Already a modern metropolis in 1994, on the face of it the changes that Hong Kong has seen over the last 25 years may not seem as drastic as other cities on this list. However, between 1994 and 2019 the population increased from just over six million to about 7.4 million and the city continued to expand and develop. 

By the 1990s Hong Kong's Kai Tak Airport was one of the busiest in the world and struggling with increasing passenger numbers. The airport was famous for planes having to fly close to high-rise buildings before landing on a single runway that extended into Kowloon Bay.

In 1991, construction of the USD 20 billion Chek Lap Kok Airport began. Over the next few years, two neighbouring islands were flattened and some 12.5 square kilometres of land was reclaimed, creating a new island and adding 1 percent to the total land area of Hong Kong. The new airport was opened in 1998.  

1994 saw the demise of the infamous Kowloon Walled City, a densely-populated, largely lawless neighbourhood that was home to some 50,000 people.

Built on the site of an old Chinese military fort, at its peak the Walled City was the most populated neighbourhood in the world and synonymous with Hong Kong's underbelly.

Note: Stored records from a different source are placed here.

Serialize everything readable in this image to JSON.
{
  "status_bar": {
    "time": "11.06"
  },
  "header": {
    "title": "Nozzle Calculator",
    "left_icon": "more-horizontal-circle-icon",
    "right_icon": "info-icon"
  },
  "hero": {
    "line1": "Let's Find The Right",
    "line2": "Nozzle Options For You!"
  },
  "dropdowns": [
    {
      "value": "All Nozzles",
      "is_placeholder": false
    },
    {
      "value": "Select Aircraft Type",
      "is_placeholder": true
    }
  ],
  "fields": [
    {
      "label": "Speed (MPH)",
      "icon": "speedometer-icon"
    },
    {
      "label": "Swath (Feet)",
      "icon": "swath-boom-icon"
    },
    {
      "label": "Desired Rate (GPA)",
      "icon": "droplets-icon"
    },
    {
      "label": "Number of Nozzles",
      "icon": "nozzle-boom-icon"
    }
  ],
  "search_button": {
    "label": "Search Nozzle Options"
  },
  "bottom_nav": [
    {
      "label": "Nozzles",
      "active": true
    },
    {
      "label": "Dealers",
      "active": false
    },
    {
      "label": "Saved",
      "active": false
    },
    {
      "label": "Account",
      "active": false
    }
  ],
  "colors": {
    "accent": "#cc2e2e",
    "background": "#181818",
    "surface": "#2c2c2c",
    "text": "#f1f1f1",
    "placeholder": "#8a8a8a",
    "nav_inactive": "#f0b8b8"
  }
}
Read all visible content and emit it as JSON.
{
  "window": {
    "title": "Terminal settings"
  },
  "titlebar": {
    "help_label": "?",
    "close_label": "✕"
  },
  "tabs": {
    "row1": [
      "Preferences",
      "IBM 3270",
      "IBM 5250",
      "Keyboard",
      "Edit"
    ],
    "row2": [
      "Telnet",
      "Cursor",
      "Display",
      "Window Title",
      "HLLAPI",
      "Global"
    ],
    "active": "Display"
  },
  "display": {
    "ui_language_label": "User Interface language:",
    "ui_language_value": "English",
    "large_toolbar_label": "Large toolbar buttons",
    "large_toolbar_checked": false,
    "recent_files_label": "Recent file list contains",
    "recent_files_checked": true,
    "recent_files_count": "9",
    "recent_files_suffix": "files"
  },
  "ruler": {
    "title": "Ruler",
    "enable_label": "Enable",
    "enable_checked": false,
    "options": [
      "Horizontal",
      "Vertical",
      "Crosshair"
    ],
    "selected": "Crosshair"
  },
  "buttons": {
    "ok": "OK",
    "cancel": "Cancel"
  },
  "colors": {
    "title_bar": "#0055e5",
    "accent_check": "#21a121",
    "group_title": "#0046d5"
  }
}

It was torn down in 1993/1994 and replaced with a park.

Today, Hong Kong has a bit of everything: slick city streets of Wan Chai (pictured) and Central Hong Kong, Jade Markets, colonial-era buildings, beaches and forest. Some of the best street food in the world is sold from small stalls in Causeway Bay or Mong Kok, Tsuen Wan and Sham Shui Po.